What is needed -
Among the entries below, find every line that has "构建完成有" and pull it out.

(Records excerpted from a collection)
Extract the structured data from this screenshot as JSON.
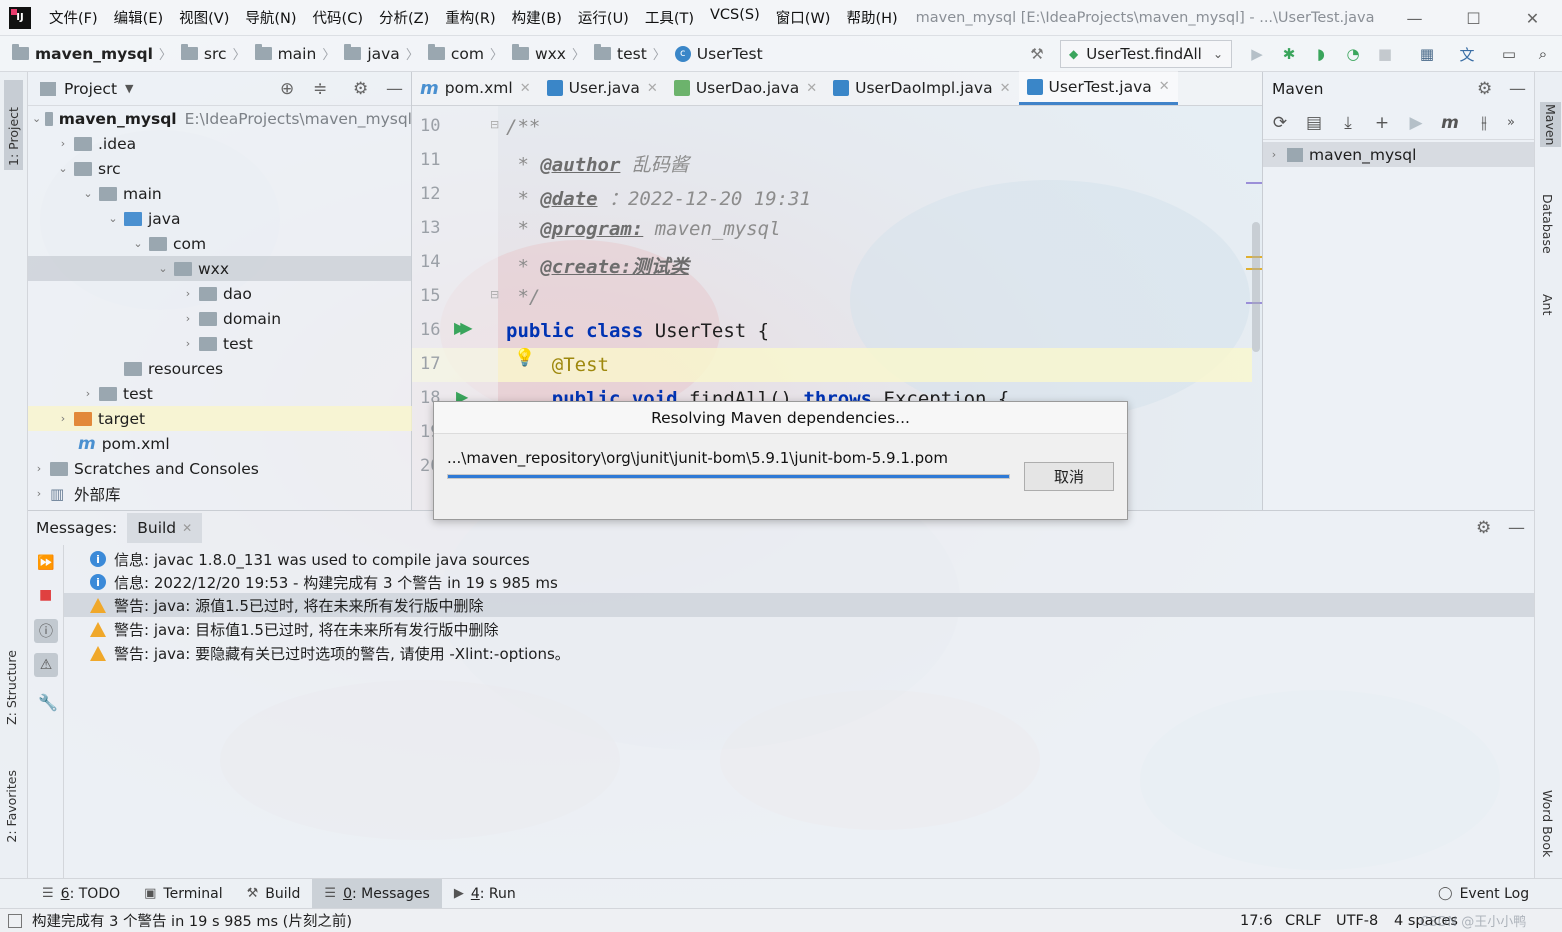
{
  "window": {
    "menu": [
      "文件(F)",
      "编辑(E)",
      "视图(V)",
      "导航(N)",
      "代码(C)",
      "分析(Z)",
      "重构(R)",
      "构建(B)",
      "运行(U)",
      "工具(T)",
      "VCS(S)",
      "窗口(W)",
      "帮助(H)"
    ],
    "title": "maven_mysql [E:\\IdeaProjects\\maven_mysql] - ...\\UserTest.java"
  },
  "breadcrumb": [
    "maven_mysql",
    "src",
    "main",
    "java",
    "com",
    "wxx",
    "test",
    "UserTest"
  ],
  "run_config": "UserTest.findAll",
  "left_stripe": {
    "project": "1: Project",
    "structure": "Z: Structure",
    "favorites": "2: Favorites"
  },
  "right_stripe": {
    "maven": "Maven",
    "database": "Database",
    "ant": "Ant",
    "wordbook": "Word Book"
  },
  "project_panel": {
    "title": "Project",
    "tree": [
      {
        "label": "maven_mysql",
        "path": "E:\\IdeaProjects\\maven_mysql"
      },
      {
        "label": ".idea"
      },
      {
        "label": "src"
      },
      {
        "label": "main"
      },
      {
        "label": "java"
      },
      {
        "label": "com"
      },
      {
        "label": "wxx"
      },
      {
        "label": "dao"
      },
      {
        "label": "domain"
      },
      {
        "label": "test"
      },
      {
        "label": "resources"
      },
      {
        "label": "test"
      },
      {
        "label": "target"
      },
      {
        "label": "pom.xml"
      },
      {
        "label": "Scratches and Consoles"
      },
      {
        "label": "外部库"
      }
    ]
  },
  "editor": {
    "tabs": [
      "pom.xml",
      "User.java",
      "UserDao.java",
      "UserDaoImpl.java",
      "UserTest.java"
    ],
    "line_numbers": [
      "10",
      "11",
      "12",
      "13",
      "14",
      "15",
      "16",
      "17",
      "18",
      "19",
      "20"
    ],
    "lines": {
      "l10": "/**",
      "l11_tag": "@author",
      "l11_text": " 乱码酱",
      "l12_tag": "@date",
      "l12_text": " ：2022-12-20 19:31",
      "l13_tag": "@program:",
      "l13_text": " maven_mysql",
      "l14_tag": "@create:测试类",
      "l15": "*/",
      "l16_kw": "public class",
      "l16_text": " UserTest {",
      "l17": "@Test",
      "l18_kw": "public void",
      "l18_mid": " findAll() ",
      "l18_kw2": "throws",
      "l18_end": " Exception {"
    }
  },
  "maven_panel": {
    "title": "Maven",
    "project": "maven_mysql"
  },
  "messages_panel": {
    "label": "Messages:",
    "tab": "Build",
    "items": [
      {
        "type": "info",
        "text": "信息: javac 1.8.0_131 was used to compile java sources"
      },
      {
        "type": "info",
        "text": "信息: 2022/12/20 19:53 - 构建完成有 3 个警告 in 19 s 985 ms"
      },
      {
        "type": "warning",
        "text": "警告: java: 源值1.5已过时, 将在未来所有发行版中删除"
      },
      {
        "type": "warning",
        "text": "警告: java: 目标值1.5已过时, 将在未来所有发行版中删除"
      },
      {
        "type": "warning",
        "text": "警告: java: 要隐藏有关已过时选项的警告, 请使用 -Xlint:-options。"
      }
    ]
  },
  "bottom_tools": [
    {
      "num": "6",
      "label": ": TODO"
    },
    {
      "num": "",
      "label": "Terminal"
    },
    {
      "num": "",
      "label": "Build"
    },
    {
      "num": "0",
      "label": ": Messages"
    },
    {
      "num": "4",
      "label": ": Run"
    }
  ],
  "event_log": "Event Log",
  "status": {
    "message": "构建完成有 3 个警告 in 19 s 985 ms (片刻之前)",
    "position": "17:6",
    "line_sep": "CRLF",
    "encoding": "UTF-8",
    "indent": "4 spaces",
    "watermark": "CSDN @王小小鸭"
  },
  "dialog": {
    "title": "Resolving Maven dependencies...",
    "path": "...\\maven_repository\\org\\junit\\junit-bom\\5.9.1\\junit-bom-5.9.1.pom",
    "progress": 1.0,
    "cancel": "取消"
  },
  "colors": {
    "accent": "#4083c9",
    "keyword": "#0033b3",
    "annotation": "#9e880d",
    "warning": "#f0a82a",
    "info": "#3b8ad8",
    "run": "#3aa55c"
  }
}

Exercise response -
        "text": "信息: 2022/12/20 19:53 - 构建完成有 3 个警告 in 19 s 985 ms"
    "message": "构建完成有 3 个警告 in 19 s 985 ms (片刻之前)",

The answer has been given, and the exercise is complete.